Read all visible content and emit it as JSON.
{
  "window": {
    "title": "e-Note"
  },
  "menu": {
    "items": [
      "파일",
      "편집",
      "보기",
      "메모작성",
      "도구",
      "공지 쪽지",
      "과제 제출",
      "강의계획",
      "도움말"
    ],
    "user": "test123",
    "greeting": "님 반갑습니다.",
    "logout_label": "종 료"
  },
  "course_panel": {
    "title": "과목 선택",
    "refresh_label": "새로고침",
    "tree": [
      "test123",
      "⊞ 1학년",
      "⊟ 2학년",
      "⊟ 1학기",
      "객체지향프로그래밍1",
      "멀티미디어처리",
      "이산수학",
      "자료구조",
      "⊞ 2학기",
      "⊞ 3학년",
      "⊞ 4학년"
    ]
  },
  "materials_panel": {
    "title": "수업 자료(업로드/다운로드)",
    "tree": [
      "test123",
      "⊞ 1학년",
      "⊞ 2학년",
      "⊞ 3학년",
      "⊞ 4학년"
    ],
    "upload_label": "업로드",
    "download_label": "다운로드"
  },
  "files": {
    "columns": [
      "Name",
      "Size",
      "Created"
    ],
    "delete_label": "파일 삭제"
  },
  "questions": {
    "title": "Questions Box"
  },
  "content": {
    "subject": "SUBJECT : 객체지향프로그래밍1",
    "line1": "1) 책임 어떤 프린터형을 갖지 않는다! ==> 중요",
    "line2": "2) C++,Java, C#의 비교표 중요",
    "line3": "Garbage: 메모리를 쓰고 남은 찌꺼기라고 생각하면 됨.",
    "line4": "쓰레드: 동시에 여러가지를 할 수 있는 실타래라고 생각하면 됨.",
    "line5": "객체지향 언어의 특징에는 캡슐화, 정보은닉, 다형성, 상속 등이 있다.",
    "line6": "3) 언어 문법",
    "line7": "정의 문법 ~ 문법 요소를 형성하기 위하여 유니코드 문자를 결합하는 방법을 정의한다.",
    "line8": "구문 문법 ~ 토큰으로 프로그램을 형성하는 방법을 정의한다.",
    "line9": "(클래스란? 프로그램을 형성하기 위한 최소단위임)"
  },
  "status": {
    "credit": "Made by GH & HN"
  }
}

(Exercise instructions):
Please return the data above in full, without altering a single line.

(Completed exercise):
Read all visible content and emit it as JSON.
{
  "window": {
    "title": "e-Note"
  },
  "menu": {
    "items": [
      "파일",
      "편집",
      "보기",
      "메모작성",
      "도구",
      "공지 쪽지",
      "과제 제출",
      "강의계획",
      "도움말"
    ],
    "user": "test123",
    "greeting": "님 반갑습니다.",
    "logout_label": "종 료"
  },
  "course_panel": {
    "title": "과목 선택",
    "refresh_label": "새로고침",
    "tree": [
      "test123",
      "⊞ 1학년",
      "⊟ 2학년",
      "⊟ 1학기",
      "객체지향프로그래밍1",
      "멀티미디어처리",
      "이산수학",
      "자료구조",
      "⊞ 2학기",
      "⊞ 3학년",
      "⊞ 4학년"
    ]
  },
  "materials_panel": {
    "title": "수업 자료(업로드/다운로드)",
    "tree": [
      "test123",
      "⊞ 1학년",
      "⊞ 2학년",
      "⊞ 3학년",
      "⊞ 4학년"
    ],
    "upload_label": "업로드",
    "download_label": "다운로드"
  },
  "files": {
    "columns": [
      "Name",
      "Size",
      "Created"
    ],
    "delete_label": "파일 삭제"
  },
  "questions": {
    "title": "Questions Box"
  },
  "content": {
    "subject": "SUBJECT : 객체지향프로그래밍1",
    "line1": "1) 책임 어떤 프린터형을 갖지 않는다! ==> 중요",
    "line2": "2) C++,Java, C#의 비교표 중요",
    "line3": "Garbage: 메모리를 쓰고 남은 찌꺼기라고 생각하면 됨.",
    "line4": "쓰레드: 동시에 여러가지를 할 수 있는 실타래라고 생각하면 됨.",
    "line5": "객체지향 언어의 특징에는 캡슐화, 정보은닉, 다형성, 상속 등이 있다.",
    "line6": "3) 언어 문법",
    "line7": "정의 문법 ~ 문법 요소를 형성하기 위하여 유니코드 문자를 결합하는 방법을 정의한다.",
    "line8": "구문 문법 ~ 토큰으로 프로그램을 형성하는 방법을 정의한다.",
    "line9": "(클래스란? 프로그램을 형성하기 위한 최소단위임)"
  },
  "status": {
    "credit": "Made by GH & HN"
  }
}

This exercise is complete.